[SUPPLIED INFORMATION Boundary: Start]

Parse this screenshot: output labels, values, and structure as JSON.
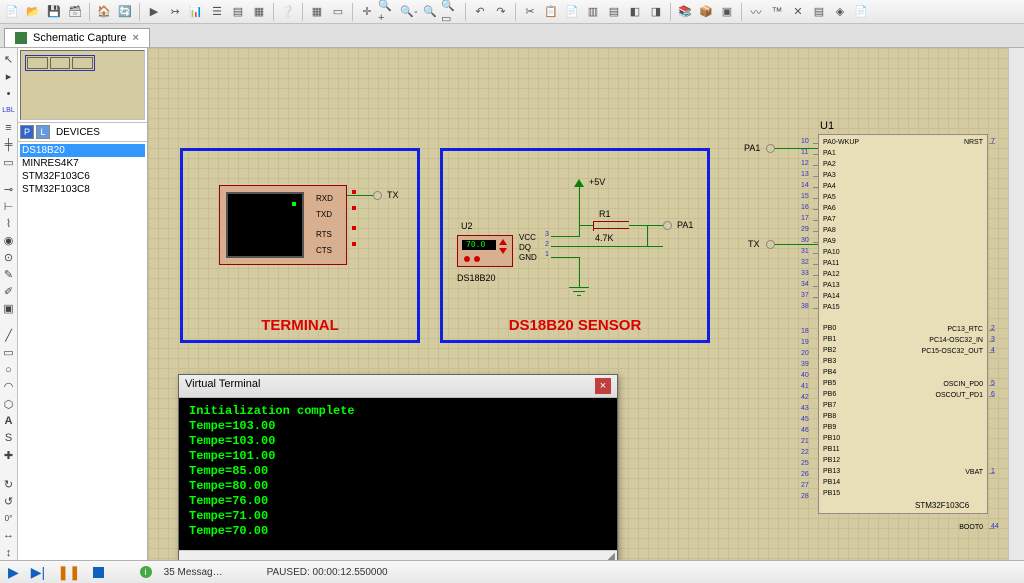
{
  "tab": {
    "title": "Schematic Capture",
    "close": "×"
  },
  "devicePanel": {
    "header": "DEVICES",
    "items": [
      "DS18B20",
      "MINRES4K7",
      "STM32F103C6",
      "STM32F103C8"
    ]
  },
  "terminalBox": {
    "label": "TERMINAL",
    "pins": [
      "RXD",
      "TXD",
      "RTS",
      "CTS"
    ],
    "net": "TX"
  },
  "sensorBox": {
    "label": "DS18B20 SENSOR",
    "chipRef": "U2",
    "chipPart": "DS18B20",
    "chipDisplay": "70.0",
    "chipPins": [
      "VCC",
      "DQ",
      "GND"
    ],
    "chipPinNums": [
      "3",
      "2",
      "1"
    ],
    "resRef": "R1",
    "resVal": "4.7K",
    "vccLabel": "+5V",
    "net": "PA1"
  },
  "mcu": {
    "ref": "U1",
    "part": "STM32F103C6",
    "leftPinsTop": [
      "PA0-WKUP",
      "PA1",
      "PA2",
      "PA3",
      "PA4",
      "PA5",
      "PA6",
      "PA7",
      "PA8",
      "PA9",
      "PA10",
      "PA11",
      "PA12",
      "PA13",
      "PA14",
      "PA15"
    ],
    "leftNumsTop": [
      "10",
      "11",
      "12",
      "13",
      "14",
      "15",
      "16",
      "17",
      "29",
      "30",
      "31",
      "32",
      "33",
      "34",
      "37",
      "38"
    ],
    "leftPinsBot": [
      "PB0",
      "PB1",
      "PB2",
      "PB3",
      "PB4",
      "PB5",
      "PB6",
      "PB7",
      "PB8",
      "PB9",
      "PB10",
      "PB11",
      "PB12",
      "PB13",
      "PB14",
      "PB15"
    ],
    "leftNumsBot": [
      "18",
      "19",
      "20",
      "39",
      "40",
      "41",
      "42",
      "43",
      "45",
      "46",
      "21",
      "22",
      "25",
      "26",
      "27",
      "28"
    ],
    "rightPins": [
      "NRST",
      "PC13_RTC",
      "PC14-OSC32_IN",
      "PC15-OSC32_OUT",
      "OSCIN_PD0",
      "OSCOUT_PD1",
      "VBAT",
      "BOOT0"
    ],
    "rightNums": [
      "7",
      "2",
      "3",
      "4",
      "5",
      "6",
      "1",
      "44"
    ],
    "netPA1": "PA1",
    "netTX": "TX"
  },
  "virtualTerminal": {
    "title": "Virtual Terminal",
    "lines": [
      "Initialization complete",
      "Tempe=103.00",
      "Tempe=103.00",
      "Tempe=101.00",
      "Tempe=85.00",
      "Tempe=80.00",
      "Tempe=76.00",
      "Tempe=71.00",
      "Tempe=70.00"
    ]
  },
  "statusBar": {
    "messages": "35 Messag…",
    "paused": "PAUSED: 00:00:12.550000"
  }
}
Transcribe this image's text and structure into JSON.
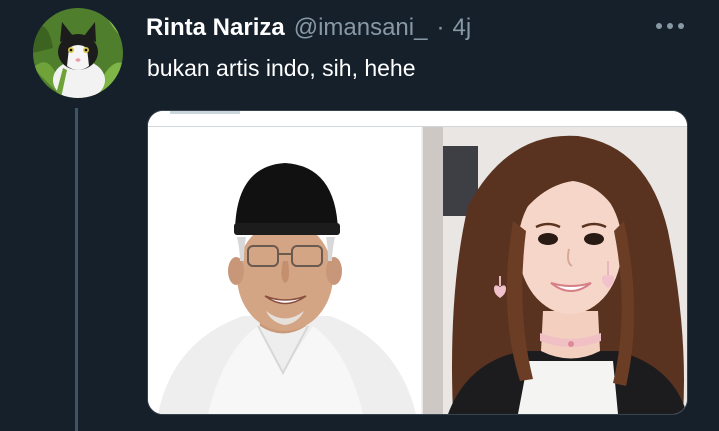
{
  "tweet": {
    "display_name": "Rinta Nariza",
    "handle": "@imansani_",
    "separator": "·",
    "time": "4j",
    "text": "bukan artis indo, sih, hehe",
    "more_icon": "more-horizontal-icon"
  },
  "colors": {
    "background": "#15202b",
    "secondary_text": "#8899a6",
    "thread_line": "#3d5466"
  }
}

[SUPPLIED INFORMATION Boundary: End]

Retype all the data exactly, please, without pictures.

Parse this screenshot: output labels, values, and structure as JSON.
{
  "tab": {
    "title": "Schematic Capture",
    "close": "×"
  },
  "devicePanel": {
    "header": "DEVICES",
    "items": [
      "DS18B20",
      "MINRES4K7",
      "STM32F103C6",
      "STM32F103C8"
    ]
  },
  "terminalBox": {
    "label": "TERMINAL",
    "pins": [
      "RXD",
      "TXD",
      "RTS",
      "CTS"
    ],
    "net": "TX"
  },
  "sensorBox": {
    "label": "DS18B20 SENSOR",
    "chipRef": "U2",
    "chipPart": "DS18B20",
    "chipDisplay": "70.0",
    "chipPins": [
      "VCC",
      "DQ",
      "GND"
    ],
    "chipPinNums": [
      "3",
      "2",
      "1"
    ],
    "resRef": "R1",
    "resVal": "4.7K",
    "vccLabel": "+5V",
    "net": "PA1"
  },
  "mcu": {
    "ref": "U1",
    "part": "STM32F103C6",
    "leftPinsTop": [
      "PA0-WKUP",
      "PA1",
      "PA2",
      "PA3",
      "PA4",
      "PA5",
      "PA6",
      "PA7",
      "PA8",
      "PA9",
      "PA10",
      "PA11",
      "PA12",
      "PA13",
      "PA14",
      "PA15"
    ],
    "leftNumsTop": [
      "10",
      "11",
      "12",
      "13",
      "14",
      "15",
      "16",
      "17",
      "29",
      "30",
      "31",
      "32",
      "33",
      "34",
      "37",
      "38"
    ],
    "leftPinsBot": [
      "PB0",
      "PB1",
      "PB2",
      "PB3",
      "PB4",
      "PB5",
      "PB6",
      "PB7",
      "PB8",
      "PB9",
      "PB10",
      "PB11",
      "PB12",
      "PB13",
      "PB14",
      "PB15"
    ],
    "leftNumsBot": [
      "18",
      "19",
      "20",
      "39",
      "40",
      "41",
      "42",
      "43",
      "45",
      "46",
      "21",
      "22",
      "25",
      "26",
      "27",
      "28"
    ],
    "rightPins": [
      "NRST",
      "PC13_RTC",
      "PC14-OSC32_IN",
      "PC15-OSC32_OUT",
      "OSCIN_PD0",
      "OSCOUT_PD1",
      "VBAT",
      "BOOT0"
    ],
    "rightNums": [
      "7",
      "2",
      "3",
      "4",
      "5",
      "6",
      "1",
      "44"
    ],
    "netPA1": "PA1",
    "netTX": "TX"
  },
  "virtualTerminal": {
    "title": "Virtual Terminal",
    "lines": [
      "Initialization complete",
      "Tempe=103.00",
      "Tempe=103.00",
      "Tempe=101.00",
      "Tempe=85.00",
      "Tempe=80.00",
      "Tempe=76.00",
      "Tempe=71.00",
      "Tempe=70.00"
    ]
  },
  "statusBar": {
    "messages": "35 Messag…",
    "paused": "PAUSED: 00:00:12.550000"
  }
}
Transcribe this image's text and structure into JSON.
{
  "tweet": {
    "display_name": "Rinta Nariza",
    "handle": "@imansani_",
    "separator": "·",
    "time": "4j",
    "text": "bukan artis indo, sih, hehe",
    "more_icon": "more-horizontal-icon"
  },
  "colors": {
    "background": "#15202b",
    "secondary_text": "#8899a6",
    "thread_line": "#3d5466"
  }
}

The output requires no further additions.